• Exercise objective
Each line of the entries below that holds "button" is needed, copied in full.

(Web page and app entries)
◇ ◇ ◇ ◇

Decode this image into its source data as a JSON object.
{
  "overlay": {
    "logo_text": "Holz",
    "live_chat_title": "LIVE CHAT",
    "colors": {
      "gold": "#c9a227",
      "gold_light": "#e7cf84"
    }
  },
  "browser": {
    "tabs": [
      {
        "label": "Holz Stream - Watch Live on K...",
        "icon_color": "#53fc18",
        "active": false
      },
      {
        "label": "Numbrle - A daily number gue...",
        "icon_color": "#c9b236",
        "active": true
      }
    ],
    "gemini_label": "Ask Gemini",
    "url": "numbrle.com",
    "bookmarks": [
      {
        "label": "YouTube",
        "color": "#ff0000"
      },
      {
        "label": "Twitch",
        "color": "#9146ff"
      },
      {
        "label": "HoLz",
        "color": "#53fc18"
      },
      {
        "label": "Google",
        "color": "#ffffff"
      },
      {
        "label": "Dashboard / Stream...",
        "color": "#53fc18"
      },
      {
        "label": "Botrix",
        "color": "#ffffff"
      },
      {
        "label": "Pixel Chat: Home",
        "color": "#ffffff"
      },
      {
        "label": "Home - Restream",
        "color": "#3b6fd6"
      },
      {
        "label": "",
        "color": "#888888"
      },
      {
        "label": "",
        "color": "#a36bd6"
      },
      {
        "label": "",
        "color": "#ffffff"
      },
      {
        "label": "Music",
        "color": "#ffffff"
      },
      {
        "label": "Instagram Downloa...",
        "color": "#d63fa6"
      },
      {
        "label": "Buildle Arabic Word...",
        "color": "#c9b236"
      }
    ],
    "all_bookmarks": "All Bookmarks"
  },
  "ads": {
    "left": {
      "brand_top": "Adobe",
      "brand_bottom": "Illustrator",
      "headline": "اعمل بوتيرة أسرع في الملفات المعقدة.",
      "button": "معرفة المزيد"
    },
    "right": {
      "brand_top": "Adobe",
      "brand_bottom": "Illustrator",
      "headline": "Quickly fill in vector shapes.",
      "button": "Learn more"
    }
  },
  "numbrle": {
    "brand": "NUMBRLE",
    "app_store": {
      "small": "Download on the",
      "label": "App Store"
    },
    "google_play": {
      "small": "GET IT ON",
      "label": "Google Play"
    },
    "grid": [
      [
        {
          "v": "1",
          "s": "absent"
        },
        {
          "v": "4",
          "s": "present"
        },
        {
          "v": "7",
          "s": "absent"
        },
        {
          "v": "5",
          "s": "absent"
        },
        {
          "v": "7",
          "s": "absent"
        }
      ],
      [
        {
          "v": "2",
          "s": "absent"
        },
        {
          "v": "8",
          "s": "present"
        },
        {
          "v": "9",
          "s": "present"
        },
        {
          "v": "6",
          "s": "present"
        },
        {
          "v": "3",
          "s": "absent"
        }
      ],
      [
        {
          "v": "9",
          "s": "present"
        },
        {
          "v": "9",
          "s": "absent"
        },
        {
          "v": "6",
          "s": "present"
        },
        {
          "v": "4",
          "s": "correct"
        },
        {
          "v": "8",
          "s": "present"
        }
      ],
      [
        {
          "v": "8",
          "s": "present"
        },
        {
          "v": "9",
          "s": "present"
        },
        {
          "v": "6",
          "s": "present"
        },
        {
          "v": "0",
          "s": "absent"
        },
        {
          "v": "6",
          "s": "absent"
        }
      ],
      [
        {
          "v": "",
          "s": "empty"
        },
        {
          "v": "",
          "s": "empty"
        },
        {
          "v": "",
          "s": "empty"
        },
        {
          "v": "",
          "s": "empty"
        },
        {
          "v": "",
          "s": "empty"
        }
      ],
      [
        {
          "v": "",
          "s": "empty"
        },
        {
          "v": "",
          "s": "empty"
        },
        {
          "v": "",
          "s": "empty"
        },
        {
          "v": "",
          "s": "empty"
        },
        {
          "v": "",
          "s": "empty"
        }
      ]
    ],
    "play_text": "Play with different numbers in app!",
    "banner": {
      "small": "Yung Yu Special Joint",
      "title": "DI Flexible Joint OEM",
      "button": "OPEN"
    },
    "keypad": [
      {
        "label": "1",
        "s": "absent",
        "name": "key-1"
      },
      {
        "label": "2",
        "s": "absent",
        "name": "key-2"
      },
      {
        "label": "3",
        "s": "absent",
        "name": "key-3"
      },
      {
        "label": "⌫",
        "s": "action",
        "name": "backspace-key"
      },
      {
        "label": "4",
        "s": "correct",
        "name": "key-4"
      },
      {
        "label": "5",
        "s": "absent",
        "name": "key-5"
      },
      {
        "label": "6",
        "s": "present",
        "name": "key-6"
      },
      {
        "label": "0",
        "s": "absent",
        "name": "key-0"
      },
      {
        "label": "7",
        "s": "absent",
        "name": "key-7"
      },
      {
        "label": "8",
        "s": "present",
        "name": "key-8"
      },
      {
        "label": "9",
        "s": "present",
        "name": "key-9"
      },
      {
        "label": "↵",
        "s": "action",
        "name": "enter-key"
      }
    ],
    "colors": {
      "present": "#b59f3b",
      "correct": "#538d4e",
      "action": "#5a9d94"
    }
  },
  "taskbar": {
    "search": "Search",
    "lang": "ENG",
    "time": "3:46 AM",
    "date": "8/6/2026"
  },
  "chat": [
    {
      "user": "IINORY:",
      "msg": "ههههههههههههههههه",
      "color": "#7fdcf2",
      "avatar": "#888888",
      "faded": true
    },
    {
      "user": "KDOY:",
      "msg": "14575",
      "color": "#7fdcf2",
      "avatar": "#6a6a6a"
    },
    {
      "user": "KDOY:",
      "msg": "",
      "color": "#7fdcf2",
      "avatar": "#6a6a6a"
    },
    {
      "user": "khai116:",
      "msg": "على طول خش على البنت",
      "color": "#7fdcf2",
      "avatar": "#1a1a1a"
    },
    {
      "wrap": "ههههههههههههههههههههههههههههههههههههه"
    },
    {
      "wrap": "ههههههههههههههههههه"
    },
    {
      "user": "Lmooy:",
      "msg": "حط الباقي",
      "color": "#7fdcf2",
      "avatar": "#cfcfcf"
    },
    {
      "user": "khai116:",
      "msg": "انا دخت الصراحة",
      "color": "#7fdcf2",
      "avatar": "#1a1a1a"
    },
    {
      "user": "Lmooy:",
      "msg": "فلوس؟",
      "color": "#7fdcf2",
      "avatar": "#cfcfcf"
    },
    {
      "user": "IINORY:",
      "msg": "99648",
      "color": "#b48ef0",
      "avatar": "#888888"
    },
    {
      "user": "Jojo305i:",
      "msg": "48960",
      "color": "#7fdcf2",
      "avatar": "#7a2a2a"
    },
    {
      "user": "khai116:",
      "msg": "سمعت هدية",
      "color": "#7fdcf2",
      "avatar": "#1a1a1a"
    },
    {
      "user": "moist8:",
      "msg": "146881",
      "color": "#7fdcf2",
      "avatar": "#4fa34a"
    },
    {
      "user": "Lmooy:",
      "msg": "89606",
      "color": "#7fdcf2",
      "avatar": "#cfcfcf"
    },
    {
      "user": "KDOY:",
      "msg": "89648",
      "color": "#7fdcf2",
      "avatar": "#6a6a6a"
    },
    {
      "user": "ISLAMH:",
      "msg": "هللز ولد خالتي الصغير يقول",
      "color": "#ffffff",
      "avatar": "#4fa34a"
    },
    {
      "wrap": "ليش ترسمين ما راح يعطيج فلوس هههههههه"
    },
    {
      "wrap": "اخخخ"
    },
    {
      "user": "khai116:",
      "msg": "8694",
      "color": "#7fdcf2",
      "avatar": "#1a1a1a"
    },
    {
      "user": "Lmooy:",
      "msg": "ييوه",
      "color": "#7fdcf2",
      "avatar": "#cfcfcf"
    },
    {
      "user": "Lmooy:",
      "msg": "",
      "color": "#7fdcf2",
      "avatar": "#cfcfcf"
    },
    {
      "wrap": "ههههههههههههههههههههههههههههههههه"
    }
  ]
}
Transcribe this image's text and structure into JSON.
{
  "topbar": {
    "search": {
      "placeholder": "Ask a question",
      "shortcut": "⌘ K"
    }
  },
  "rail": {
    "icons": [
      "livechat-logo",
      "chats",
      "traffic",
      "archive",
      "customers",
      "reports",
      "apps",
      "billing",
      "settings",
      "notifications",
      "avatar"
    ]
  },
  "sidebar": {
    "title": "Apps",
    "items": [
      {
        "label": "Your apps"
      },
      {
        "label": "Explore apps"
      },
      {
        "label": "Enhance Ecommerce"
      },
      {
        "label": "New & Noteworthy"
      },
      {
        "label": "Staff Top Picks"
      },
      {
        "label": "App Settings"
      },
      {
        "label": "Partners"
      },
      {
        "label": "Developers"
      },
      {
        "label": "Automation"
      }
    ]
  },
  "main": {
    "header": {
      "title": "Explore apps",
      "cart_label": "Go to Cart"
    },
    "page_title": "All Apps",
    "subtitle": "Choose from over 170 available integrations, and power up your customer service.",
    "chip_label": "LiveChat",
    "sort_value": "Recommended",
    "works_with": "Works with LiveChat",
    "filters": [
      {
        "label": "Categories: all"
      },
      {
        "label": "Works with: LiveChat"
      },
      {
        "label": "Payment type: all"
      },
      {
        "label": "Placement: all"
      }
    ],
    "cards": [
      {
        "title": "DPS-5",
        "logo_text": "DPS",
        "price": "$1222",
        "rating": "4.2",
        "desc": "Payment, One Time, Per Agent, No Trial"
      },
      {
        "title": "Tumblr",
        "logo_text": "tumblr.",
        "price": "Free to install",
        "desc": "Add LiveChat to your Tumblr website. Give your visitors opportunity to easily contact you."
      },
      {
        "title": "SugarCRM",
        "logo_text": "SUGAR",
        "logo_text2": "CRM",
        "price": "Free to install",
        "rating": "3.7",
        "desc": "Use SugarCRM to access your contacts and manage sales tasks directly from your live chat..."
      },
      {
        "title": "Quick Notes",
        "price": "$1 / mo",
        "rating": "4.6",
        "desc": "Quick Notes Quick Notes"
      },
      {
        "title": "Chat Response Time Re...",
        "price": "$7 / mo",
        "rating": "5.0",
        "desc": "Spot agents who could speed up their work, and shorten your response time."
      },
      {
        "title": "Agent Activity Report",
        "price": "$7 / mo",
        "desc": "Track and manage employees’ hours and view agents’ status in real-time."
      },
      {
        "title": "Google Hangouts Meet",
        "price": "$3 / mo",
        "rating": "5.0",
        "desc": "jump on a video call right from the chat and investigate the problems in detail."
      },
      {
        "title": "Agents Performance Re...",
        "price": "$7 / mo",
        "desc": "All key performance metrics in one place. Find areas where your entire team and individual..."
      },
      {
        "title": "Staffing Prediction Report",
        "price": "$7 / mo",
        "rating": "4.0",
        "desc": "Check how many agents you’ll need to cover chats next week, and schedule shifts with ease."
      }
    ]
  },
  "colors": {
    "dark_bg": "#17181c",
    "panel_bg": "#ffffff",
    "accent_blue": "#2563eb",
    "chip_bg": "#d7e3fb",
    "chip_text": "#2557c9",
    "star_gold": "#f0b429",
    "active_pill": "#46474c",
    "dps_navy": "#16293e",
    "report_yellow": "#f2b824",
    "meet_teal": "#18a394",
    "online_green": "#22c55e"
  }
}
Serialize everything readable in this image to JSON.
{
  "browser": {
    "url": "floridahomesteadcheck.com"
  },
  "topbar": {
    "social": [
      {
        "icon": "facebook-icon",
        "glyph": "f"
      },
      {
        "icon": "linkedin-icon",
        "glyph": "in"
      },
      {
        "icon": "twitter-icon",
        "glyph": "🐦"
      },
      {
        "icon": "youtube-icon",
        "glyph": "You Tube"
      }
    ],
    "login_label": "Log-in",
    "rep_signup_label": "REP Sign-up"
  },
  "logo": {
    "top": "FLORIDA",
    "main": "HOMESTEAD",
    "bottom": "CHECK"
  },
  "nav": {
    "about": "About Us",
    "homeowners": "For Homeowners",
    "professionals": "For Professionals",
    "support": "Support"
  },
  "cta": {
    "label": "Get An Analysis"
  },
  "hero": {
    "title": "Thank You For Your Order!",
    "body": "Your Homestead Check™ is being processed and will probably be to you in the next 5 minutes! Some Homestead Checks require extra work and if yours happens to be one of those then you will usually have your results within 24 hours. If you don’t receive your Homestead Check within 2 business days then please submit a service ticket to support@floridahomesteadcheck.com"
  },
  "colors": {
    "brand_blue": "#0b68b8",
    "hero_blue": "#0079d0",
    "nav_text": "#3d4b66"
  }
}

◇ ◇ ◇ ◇

• Task response
      "button": "معرفة المزيد"
      "button": "Learn more"
      "button": "OPEN"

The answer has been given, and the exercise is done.